**Your goal**
Each record is to be written out exactly as it appears.

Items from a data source
__________________________________________________

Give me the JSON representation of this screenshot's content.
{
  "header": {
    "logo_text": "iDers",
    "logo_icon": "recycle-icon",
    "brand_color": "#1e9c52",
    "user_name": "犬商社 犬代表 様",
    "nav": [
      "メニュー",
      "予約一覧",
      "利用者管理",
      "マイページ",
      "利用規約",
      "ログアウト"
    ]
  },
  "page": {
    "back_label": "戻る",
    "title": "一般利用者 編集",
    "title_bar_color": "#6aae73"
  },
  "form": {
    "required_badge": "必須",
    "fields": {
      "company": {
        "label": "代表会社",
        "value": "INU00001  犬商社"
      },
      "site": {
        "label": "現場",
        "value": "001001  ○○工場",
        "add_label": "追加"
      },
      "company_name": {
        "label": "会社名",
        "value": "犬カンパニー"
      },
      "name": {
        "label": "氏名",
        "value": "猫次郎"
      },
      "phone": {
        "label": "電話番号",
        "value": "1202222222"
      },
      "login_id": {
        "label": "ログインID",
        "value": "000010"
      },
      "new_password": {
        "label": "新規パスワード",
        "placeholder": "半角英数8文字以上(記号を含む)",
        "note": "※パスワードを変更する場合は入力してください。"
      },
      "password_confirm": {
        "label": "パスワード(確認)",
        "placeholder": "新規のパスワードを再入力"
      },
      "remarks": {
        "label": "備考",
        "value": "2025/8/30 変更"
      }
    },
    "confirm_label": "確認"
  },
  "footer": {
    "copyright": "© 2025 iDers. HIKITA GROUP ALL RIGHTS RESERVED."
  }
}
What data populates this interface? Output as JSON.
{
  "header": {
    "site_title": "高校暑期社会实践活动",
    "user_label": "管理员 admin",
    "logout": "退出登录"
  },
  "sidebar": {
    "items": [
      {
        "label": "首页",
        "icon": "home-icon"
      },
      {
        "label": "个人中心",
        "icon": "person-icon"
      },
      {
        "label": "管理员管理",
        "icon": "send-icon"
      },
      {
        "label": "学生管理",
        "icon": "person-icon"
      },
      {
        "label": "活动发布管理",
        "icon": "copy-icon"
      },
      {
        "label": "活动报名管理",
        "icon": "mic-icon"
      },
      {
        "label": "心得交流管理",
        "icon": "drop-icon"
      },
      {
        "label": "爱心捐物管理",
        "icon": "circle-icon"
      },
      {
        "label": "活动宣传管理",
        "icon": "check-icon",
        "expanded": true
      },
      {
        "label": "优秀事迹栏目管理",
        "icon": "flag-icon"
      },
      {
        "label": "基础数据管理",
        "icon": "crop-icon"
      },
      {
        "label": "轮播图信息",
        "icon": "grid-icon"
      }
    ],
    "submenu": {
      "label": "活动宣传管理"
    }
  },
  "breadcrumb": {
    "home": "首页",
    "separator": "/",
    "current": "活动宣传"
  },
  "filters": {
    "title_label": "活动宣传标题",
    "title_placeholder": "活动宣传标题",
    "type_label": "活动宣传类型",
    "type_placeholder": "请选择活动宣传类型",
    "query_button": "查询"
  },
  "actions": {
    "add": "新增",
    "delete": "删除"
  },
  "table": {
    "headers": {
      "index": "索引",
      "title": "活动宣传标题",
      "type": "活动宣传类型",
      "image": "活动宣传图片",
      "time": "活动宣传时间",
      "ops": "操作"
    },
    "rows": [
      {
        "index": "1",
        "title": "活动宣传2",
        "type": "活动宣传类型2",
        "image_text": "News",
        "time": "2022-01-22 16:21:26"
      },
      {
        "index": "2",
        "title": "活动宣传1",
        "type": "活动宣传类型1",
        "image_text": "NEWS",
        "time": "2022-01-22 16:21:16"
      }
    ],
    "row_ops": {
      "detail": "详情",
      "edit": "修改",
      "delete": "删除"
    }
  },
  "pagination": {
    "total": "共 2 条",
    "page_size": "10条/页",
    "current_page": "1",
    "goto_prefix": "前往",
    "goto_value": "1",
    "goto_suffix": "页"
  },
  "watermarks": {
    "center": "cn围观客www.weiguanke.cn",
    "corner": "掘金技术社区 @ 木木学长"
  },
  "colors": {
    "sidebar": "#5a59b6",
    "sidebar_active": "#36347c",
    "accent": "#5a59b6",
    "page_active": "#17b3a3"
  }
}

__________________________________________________

**Solution**
Give me the JSON representation of this screenshot's content.
{
  "header": {
    "logo_text": "iDers",
    "logo_icon": "recycle-icon",
    "brand_color": "#1e9c52",
    "user_name": "犬商社 犬代表 様",
    "nav": [
      "メニュー",
      "予約一覧",
      "利用者管理",
      "マイページ",
      "利用規約",
      "ログアウト"
    ]
  },
  "page": {
    "back_label": "戻る",
    "title": "一般利用者 編集",
    "title_bar_color": "#6aae73"
  },
  "form": {
    "required_badge": "必須",
    "fields": {
      "company": {
        "label": "代表会社",
        "value": "INU00001  犬商社"
      },
      "site": {
        "label": "現場",
        "value": "001001  ○○工場",
        "add_label": "追加"
      },
      "company_name": {
        "label": "会社名",
        "value": "犬カンパニー"
      },
      "name": {
        "label": "氏名",
        "value": "猫次郎"
      },
      "phone": {
        "label": "電話番号",
        "value": "1202222222"
      },
      "login_id": {
        "label": "ログインID",
        "value": "000010"
      },
      "new_password": {
        "label": "新規パスワード",
        "placeholder": "半角英数8文字以上(記号を含む)",
        "note": "※パスワードを変更する場合は入力してください。"
      },
      "password_confirm": {
        "label": "パスワード(確認)",
        "placeholder": "新規のパスワードを再入力"
      },
      "remarks": {
        "label": "備考",
        "value": "2025/8/30 変更"
      }
    },
    "confirm_label": "確認"
  },
  "footer": {
    "copyright": "© 2025 iDers. HIKITA GROUP ALL RIGHTS RESERVED."
  }
}
What data populates this interface? Output as JSON.
{
  "header": {
    "site_title": "高校暑期社会实践活动",
    "user_label": "管理员 admin",
    "logout": "退出登录"
  },
  "sidebar": {
    "items": [
      {
        "label": "首页",
        "icon": "home-icon"
      },
      {
        "label": "个人中心",
        "icon": "person-icon"
      },
      {
        "label": "管理员管理",
        "icon": "send-icon"
      },
      {
        "label": "学生管理",
        "icon": "person-icon"
      },
      {
        "label": "活动发布管理",
        "icon": "copy-icon"
      },
      {
        "label": "活动报名管理",
        "icon": "mic-icon"
      },
      {
        "label": "心得交流管理",
        "icon": "drop-icon"
      },
      {
        "label": "爱心捐物管理",
        "icon": "circle-icon"
      },
      {
        "label": "活动宣传管理",
        "icon": "check-icon",
        "expanded": true
      },
      {
        "label": "优秀事迹栏目管理",
        "icon": "flag-icon"
      },
      {
        "label": "基础数据管理",
        "icon": "crop-icon"
      },
      {
        "label": "轮播图信息",
        "icon": "grid-icon"
      }
    ],
    "submenu": {
      "label": "活动宣传管理"
    }
  },
  "breadcrumb": {
    "home": "首页",
    "separator": "/",
    "current": "活动宣传"
  },
  "filters": {
    "title_label": "活动宣传标题",
    "title_placeholder": "活动宣传标题",
    "type_label": "活动宣传类型",
    "type_placeholder": "请选择活动宣传类型",
    "query_button": "查询"
  },
  "actions": {
    "add": "新增",
    "delete": "删除"
  },
  "table": {
    "headers": {
      "index": "索引",
      "title": "活动宣传标题",
      "type": "活动宣传类型",
      "image": "活动宣传图片",
      "time": "活动宣传时间",
      "ops": "操作"
    },
    "rows": [
      {
        "index": "1",
        "title": "活动宣传2",
        "type": "活动宣传类型2",
        "image_text": "News",
        "time": "2022-01-22 16:21:26"
      },
      {
        "index": "2",
        "title": "活动宣传1",
        "type": "活动宣传类型1",
        "image_text": "NEWS",
        "time": "2022-01-22 16:21:16"
      }
    ],
    "row_ops": {
      "detail": "详情",
      "edit": "修改",
      "delete": "删除"
    }
  },
  "pagination": {
    "total": "共 2 条",
    "page_size": "10条/页",
    "current_page": "1",
    "goto_prefix": "前往",
    "goto_value": "1",
    "goto_suffix": "页"
  },
  "watermarks": {
    "center": "cn围观客www.weiguanke.cn",
    "corner": "掘金技术社区 @ 木木学长"
  },
  "colors": {
    "sidebar": "#5a59b6",
    "sidebar_active": "#36347c",
    "accent": "#5a59b6",
    "page_active": "#17b3a3"
  }
}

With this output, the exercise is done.